I am excited to have my first ever guest blog post from @everylittlebit.counts. 

Here we go!

When you’re in your late teens, early twenties, your credit is the last thing you are thinking about. If you are in school, that is priority number one, hanging out with your friends, girlfriend or boyfriend and enjoying life, and rightfully so! But taking baby steps to build your credit will go a long way. Your future self will thank you.

When you are young, it is easier to build

When you’re young and living at home, it is much easier to build your credit. You have fewer expenses and there is no reason to be in debt. Your debts should be immediately paid off (unless you have a car loan).

Why is it important?

Building your credit is important because later on in life when you apply for a car loan, line of credit or more importantly, your mortgage, it will be difficult to get accepted and get the best rates if you have no credit history.

Get a credit card

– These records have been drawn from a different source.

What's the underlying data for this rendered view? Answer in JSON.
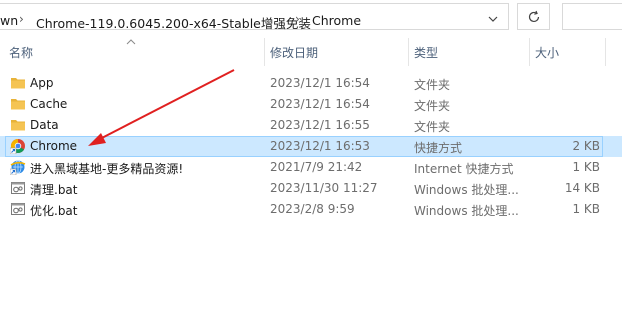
{
  "address_bar": {
    "breadcrumb_partial": "wn",
    "breadcrumb_folder": "Chrome-119.0.6045.200-x64-Stable增强免装",
    "breadcrumb_current": "Chrome",
    "separator_glyph": "›",
    "dropdown_icon": "chevron-down-icon",
    "refresh_icon": "refresh-icon"
  },
  "columns": {
    "name": "名称",
    "date": "修改日期",
    "type": "类型",
    "size": "大小"
  },
  "files": [
    {
      "name": "App",
      "date": "2023/12/1 16:54",
      "type": "文件夹",
      "size": "",
      "icon": "folder-icon",
      "selected": false
    },
    {
      "name": "Cache",
      "date": "2023/12/1 16:54",
      "type": "文件夹",
      "size": "",
      "icon": "folder-icon",
      "selected": false
    },
    {
      "name": "Data",
      "date": "2023/12/1 16:55",
      "type": "文件夹",
      "size": "",
      "icon": "folder-icon",
      "selected": false
    },
    {
      "name": "Chrome",
      "date": "2023/12/1 16:53",
      "type": "快捷方式",
      "size": "2 KB",
      "icon": "chrome-shortcut-icon",
      "selected": true
    },
    {
      "name": "进入黑域基地-更多精品资源!",
      "date": "2021/7/9 21:42",
      "type": "Internet 快捷方式",
      "size": "1 KB",
      "icon": "internet-shortcut-icon",
      "selected": false
    },
    {
      "name": "清理.bat",
      "date": "2023/11/30 11:27",
      "type": "Windows 批处理...",
      "size": "14 KB",
      "icon": "batch-file-icon",
      "selected": false
    },
    {
      "name": "优化.bat",
      "date": "2023/2/8 9:59",
      "type": "Windows 批处理...",
      "size": "1 KB",
      "icon": "batch-file-icon",
      "selected": false
    }
  ],
  "colors": {
    "selection_bg": "#cce8ff",
    "selection_border": "#99d1ff",
    "header_text": "#4c607a",
    "arrow": "#e02020",
    "folder": "#f5c453"
  }
}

Hear me out first. If you have a part time job, have a savings account (even if small), you should apply for a credit card with a maximum limit of $500.

I was against credit cards when I was in my late teens. Having worked for a financial institution, I gained knowledge and I realized it was somewhat important to have one to start growing my credit.

Credit cards are not the problem; it’s one’s lack of knowledge on how they work, which is something I strongly feel should be taught in high school, but that is a story for another day.

Having a $500 maximum limit will allow you to make some small purchases. If used correctly and paid on time it will slowly build your credit score. If you are not working or struggle with money, do not apply for a credit card. Everyone’s financial situation is different.

In October 2017, my credit score was 832, which is considered very good. This did not happen overnight. It took time, patience and paying my bills on time.

Side Note

Even if you hate credit cards, they are needed to reserve and give a security deposit at hotels. During flights, if you need to buy food or gifts, the only accepted method of payment is via credit cards. Credit cards are not the issue. The issue is people don’t control themselves and they don’t understand how they work.

Get a cellphone plan

Another way to slowly build your credit is to have a monthly cellphone plan. The monthly amount is not important but what truly is is having regular monthly payments withdrawn from your account. This will slowly grow your credit and show you can make consistent monthly payments.

Apply for a line of credit, even if you do not need one

When you really need money, banks may be reluctant to give you the loan. The key is to apply for a line of credit when you do not need it. When the moment arises that you truly need one, you will already have it. The same can be said for a credit card. Apply for one when you do not need it.

Bad Good

Build good habits

Practice the following spending habits towards building a good credit:

  1. Pay 100% of your credit card debt as soon as possible. My trick is I pay my credit card every two weeks. It allows me to keep track of my expenses and know where I spent my money;
  2. Avoid using more than 30% of your credit limit. Most experts recommend it (on a $500 limit, you should not use more than $150);;
  3. Check your monthly statement. Even if you paid your full amount, check your statement for any errors.


  1. It is very difficult to apply for a mortgage without a credit history. One of the ways to build your credit is to have a credit card (with a small limit) and pay its balance in full monthly;
  2. If you buy or lease a car, make sure you are able to afford the payments;
  3. With time and a good track record, your credit score will increase. When the time comes and you need a mortgage or a large loan, the baby steps you took to building your credit will pay off.

What do you think? Leave your comments below.

Also, if you haven’t already, go checkout their blog here!